EXERCISE AIM: Return the records in full, with every character preserved.

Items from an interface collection

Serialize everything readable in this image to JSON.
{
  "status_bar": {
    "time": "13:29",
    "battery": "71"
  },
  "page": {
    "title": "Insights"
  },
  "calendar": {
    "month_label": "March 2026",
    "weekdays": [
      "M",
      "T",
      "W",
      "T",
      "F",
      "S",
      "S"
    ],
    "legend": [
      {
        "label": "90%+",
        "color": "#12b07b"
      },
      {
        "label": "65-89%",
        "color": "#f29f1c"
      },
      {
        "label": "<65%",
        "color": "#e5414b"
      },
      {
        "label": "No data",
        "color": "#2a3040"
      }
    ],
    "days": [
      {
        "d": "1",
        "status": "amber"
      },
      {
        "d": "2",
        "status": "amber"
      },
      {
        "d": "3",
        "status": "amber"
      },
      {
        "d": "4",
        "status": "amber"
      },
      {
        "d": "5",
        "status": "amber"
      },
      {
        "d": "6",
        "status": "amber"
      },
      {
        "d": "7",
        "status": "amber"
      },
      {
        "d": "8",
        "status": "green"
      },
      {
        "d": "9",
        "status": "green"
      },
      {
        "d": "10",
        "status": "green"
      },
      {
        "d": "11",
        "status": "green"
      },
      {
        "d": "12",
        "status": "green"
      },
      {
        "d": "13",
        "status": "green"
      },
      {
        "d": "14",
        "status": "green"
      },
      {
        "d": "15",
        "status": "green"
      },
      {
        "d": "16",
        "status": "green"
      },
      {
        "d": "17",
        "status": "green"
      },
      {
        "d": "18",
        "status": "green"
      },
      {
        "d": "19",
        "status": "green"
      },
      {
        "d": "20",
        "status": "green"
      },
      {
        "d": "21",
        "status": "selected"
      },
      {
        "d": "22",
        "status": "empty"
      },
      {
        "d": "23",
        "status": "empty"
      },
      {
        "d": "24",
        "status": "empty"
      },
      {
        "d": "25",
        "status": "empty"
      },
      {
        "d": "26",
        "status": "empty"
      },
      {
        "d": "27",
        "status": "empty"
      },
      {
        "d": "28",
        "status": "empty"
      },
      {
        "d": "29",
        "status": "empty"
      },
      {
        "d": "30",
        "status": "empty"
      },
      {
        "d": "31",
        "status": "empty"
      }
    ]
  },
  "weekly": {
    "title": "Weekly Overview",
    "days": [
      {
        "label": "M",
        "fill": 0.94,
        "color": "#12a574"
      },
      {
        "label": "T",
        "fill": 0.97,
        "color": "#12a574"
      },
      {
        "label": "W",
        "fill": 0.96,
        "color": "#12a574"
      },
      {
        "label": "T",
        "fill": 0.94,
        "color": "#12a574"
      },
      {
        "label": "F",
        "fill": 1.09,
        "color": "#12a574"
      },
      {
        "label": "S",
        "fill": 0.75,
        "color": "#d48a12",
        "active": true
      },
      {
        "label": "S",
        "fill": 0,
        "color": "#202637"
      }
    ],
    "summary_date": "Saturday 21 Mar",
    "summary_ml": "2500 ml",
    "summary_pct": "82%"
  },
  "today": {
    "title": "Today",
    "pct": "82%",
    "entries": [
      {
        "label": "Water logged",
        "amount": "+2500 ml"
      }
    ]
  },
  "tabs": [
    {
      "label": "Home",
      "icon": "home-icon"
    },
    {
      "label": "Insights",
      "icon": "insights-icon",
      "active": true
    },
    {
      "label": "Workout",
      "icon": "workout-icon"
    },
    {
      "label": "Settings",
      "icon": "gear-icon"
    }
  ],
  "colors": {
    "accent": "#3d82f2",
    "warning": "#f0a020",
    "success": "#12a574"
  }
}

RESPONSE AREA:
Serialize everything readable in this image to JSON.
{
  "status_bar": {
    "time": "13:29",
    "battery": "71"
  },
  "page": {
    "title": "Insights"
  },
  "calendar": {
    "month_label": "March 2026",
    "weekdays": [
      "M",
      "T",
      "W",
      "T",
      "F",
      "S",
      "S"
    ],
    "legend": [
      {
        "label": "90%+",
        "color": "#12b07b"
      },
      {
        "label": "65-89%",
        "color": "#f29f1c"
      },
      {
        "label": "<65%",
        "color": "#e5414b"
      },
      {
        "label": "No data",
        "color": "#2a3040"
      }
    ],
    "days": [
      {
        "d": "1",
        "status": "amber"
      },
      {
        "d": "2",
        "status": "amber"
      },
      {
        "d": "3",
        "status": "amber"
      },
      {
        "d": "4",
        "status": "amber"
      },
      {
        "d": "5",
        "status": "amber"
      },
      {
        "d": "6",
        "status": "amber"
      },
      {
        "d": "7",
        "status": "amber"
      },
      {
        "d": "8",
        "status": "green"
      },
      {
        "d": "9",
        "status": "green"
      },
      {
        "d": "10",
        "status": "green"
      },
      {
        "d": "11",
        "status": "green"
      },
      {
        "d": "12",
        "status": "green"
      },
      {
        "d": "13",
        "status": "green"
      },
      {
        "d": "14",
        "status": "green"
      },
      {
        "d": "15",
        "status": "green"
      },
      {
        "d": "16",
        "status": "green"
      },
      {
        "d": "17",
        "status": "green"
      },
      {
        "d": "18",
        "status": "green"
      },
      {
        "d": "19",
        "status": "green"
      },
      {
        "d": "20",
        "status": "green"
      },
      {
        "d": "21",
        "status": "selected"
      },
      {
        "d": "22",
        "status": "empty"
      },
      {
        "d": "23",
        "status": "empty"
      },
      {
        "d": "24",
        "status": "empty"
      },
      {
        "d": "25",
        "status": "empty"
      },
      {
        "d": "26",
        "status": "empty"
      },
      {
        "d": "27",
        "status": "empty"
      },
      {
        "d": "28",
        "status": "empty"
      },
      {
        "d": "29",
        "status": "empty"
      },
      {
        "d": "30",
        "status": "empty"
      },
      {
        "d": "31",
        "status": "empty"
      }
    ]
  },
  "weekly": {
    "title": "Weekly Overview",
    "days": [
      {
        "label": "M",
        "fill": 0.94,
        "color": "#12a574"
      },
      {
        "label": "T",
        "fill": 0.97,
        "color": "#12a574"
      },
      {
        "label": "W",
        "fill": 0.96,
        "color": "#12a574"
      },
      {
        "label": "T",
        "fill": 0.94,
        "color": "#12a574"
      },
      {
        "label": "F",
        "fill": 1.09,
        "color": "#12a574"
      },
      {
        "label": "S",
        "fill": 0.75,
        "color": "#d48a12",
        "active": true
      },
      {
        "label": "S",
        "fill": 0,
        "color": "#202637"
      }
    ],
    "summary_date": "Saturday 21 Mar",
    "summary_ml": "2500 ml",
    "summary_pct": "82%"
  },
  "today": {
    "title": "Today",
    "pct": "82%",
    "entries": [
      {
        "label": "Water logged",
        "amount": "+2500 ml"
      }
    ]
  },
  "tabs": [
    {
      "label": "Home",
      "icon": "home-icon"
    },
    {
      "label": "Insights",
      "icon": "insights-icon",
      "active": true
    },
    {
      "label": "Workout",
      "icon": "workout-icon"
    },
    {
      "label": "Settings",
      "icon": "gear-icon"
    }
  ],
  "colors": {
    "accent": "#3d82f2",
    "warning": "#f0a020",
    "success": "#12a574"
  }
}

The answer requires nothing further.